** Exercise **
Write the data out again exactly, with every picture removed.

** Data extracts **
#####
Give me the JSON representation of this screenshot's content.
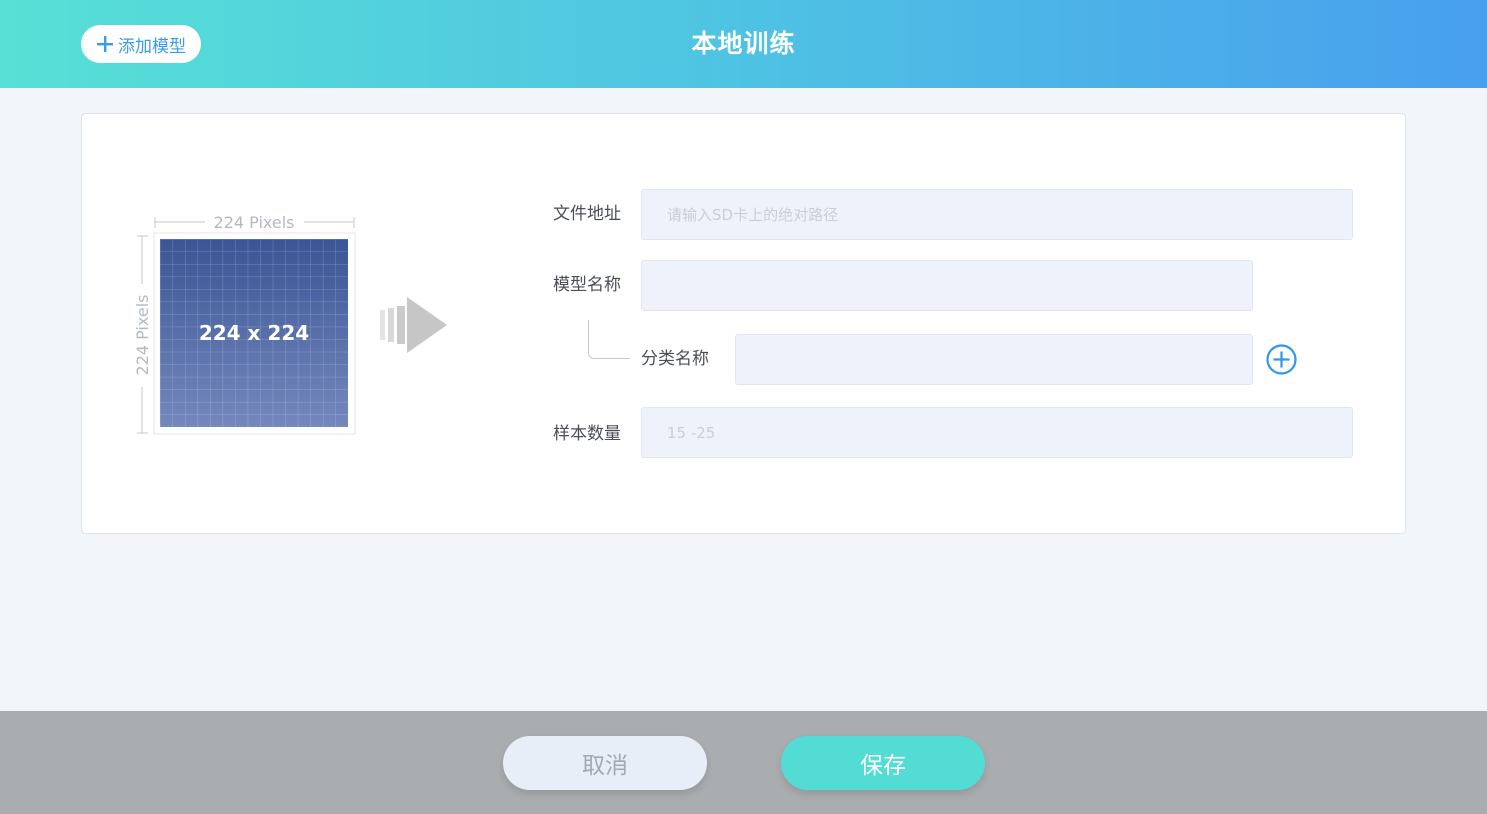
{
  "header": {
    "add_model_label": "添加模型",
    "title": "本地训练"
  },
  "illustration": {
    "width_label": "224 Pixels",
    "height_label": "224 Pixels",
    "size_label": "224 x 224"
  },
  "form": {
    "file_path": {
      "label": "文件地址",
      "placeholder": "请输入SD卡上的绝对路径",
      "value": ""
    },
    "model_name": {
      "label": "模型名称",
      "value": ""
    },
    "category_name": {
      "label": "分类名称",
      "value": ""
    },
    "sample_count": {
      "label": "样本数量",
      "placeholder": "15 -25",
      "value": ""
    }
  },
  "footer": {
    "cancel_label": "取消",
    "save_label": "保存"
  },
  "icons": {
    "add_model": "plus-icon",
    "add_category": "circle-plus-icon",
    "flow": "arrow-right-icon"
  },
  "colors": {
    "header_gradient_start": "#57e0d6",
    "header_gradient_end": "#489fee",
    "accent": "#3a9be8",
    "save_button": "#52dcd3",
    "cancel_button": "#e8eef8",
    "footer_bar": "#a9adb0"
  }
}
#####
** Result **
Give me the JSON representation of this screenshot's content.
{
  "header": {
    "add_model_label": "添加模型",
    "title": "本地训练"
  },
  "illustration": {
    "width_label": "224 Pixels",
    "height_label": "224 Pixels",
    "size_label": "224 x 224"
  },
  "form": {
    "file_path": {
      "label": "文件地址",
      "placeholder": "请输入SD卡上的绝对路径",
      "value": ""
    },
    "model_name": {
      "label": "模型名称",
      "value": ""
    },
    "category_name": {
      "label": "分类名称",
      "value": ""
    },
    "sample_count": {
      "label": "样本数量",
      "placeholder": "15 -25",
      "value": ""
    }
  },
  "footer": {
    "cancel_label": "取消",
    "save_label": "保存"
  },
  "icons": {
    "add_model": "plus-icon",
    "add_category": "circle-plus-icon",
    "flow": "arrow-right-icon"
  },
  "colors": {
    "header_gradient_start": "#57e0d6",
    "header_gradient_end": "#489fee",
    "accent": "#3a9be8",
    "save_button": "#52dcd3",
    "cancel_button": "#e8eef8",
    "footer_bar": "#a9adb0"
  }
}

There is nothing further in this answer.